[App and web page records]
================

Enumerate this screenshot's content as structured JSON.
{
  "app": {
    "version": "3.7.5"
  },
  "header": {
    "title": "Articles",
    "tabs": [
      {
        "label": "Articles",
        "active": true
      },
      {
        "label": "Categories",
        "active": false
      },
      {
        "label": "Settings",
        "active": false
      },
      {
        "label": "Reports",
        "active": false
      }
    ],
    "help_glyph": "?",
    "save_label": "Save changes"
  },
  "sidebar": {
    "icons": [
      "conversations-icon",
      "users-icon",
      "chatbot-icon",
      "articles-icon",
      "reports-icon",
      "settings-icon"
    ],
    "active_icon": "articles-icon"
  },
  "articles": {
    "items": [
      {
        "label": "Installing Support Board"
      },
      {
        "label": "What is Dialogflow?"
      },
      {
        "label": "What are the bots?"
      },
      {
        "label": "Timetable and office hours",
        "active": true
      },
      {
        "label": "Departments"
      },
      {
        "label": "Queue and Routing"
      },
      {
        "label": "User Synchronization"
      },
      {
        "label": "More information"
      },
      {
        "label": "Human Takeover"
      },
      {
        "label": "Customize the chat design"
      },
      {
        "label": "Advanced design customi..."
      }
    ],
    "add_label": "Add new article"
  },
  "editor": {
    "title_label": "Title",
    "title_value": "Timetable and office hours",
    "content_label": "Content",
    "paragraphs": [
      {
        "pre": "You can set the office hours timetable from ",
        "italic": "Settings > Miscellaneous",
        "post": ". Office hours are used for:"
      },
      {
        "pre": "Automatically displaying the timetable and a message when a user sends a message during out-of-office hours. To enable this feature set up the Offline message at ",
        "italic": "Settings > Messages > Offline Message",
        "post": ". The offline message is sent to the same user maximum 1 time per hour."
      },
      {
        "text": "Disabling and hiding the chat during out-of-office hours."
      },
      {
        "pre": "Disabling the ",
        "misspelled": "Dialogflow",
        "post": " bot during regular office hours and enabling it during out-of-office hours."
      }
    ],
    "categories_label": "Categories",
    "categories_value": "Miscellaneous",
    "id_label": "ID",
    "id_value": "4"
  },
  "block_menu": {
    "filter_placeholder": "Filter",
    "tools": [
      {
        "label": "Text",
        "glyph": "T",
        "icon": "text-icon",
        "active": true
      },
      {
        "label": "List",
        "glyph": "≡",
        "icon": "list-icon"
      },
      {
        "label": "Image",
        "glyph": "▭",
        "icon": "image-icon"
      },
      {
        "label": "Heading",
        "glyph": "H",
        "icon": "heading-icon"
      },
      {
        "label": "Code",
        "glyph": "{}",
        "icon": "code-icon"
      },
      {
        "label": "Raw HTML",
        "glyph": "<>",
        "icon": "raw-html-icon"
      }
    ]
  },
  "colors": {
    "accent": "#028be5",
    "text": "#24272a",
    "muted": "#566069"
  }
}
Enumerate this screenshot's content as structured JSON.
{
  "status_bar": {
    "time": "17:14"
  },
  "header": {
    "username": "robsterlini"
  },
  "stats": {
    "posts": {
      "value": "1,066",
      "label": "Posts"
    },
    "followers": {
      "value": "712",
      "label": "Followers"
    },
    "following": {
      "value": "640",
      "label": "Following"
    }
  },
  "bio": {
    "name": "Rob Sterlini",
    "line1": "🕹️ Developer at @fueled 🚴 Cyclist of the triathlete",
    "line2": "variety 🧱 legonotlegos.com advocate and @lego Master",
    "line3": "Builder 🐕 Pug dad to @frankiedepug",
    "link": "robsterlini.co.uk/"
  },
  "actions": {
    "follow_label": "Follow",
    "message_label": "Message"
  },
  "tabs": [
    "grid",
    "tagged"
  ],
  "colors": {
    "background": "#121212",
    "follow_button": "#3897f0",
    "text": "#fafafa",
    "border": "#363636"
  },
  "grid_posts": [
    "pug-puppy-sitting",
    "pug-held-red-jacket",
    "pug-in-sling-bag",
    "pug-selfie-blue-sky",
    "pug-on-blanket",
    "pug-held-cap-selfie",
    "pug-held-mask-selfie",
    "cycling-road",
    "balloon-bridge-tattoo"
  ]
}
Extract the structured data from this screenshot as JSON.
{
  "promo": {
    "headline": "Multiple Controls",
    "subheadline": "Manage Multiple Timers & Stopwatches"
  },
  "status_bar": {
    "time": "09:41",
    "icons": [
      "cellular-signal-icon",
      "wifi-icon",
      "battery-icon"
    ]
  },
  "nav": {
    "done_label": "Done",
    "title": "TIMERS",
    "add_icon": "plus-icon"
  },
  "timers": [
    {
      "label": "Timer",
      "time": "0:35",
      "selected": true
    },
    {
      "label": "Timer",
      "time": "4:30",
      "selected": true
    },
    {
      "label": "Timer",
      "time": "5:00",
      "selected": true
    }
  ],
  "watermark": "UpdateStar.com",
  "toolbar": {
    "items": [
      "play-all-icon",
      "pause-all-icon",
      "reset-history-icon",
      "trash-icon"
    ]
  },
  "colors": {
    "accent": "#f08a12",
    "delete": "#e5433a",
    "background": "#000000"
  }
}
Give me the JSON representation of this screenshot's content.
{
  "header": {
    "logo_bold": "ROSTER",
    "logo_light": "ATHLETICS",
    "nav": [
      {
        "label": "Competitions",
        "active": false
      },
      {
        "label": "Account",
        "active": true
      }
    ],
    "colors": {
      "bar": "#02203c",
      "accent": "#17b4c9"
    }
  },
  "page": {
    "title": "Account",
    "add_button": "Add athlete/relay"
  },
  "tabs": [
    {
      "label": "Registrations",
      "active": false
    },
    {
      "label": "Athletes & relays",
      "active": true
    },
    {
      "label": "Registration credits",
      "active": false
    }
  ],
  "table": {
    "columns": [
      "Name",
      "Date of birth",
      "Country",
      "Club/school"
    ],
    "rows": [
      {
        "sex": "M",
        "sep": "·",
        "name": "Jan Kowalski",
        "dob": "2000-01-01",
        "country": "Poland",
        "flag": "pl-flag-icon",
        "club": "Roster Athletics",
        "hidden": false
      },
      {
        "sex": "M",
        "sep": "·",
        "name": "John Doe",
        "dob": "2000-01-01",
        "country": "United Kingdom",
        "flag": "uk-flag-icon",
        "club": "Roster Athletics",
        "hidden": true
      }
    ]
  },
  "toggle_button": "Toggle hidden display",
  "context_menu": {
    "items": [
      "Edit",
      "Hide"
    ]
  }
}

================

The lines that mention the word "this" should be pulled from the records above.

Enumerate this screenshot's content as structured JSON.
        "pre": "Automatically displaying the timetable and a message when a user sends a message during out-of-office hours. To enable this feature set up the Offline message at ",
Enumerate this screenshot's content as structured JSON.
Extract the structured data from this screenshot as JSON.
Give me the JSON representation of this screenshot's content.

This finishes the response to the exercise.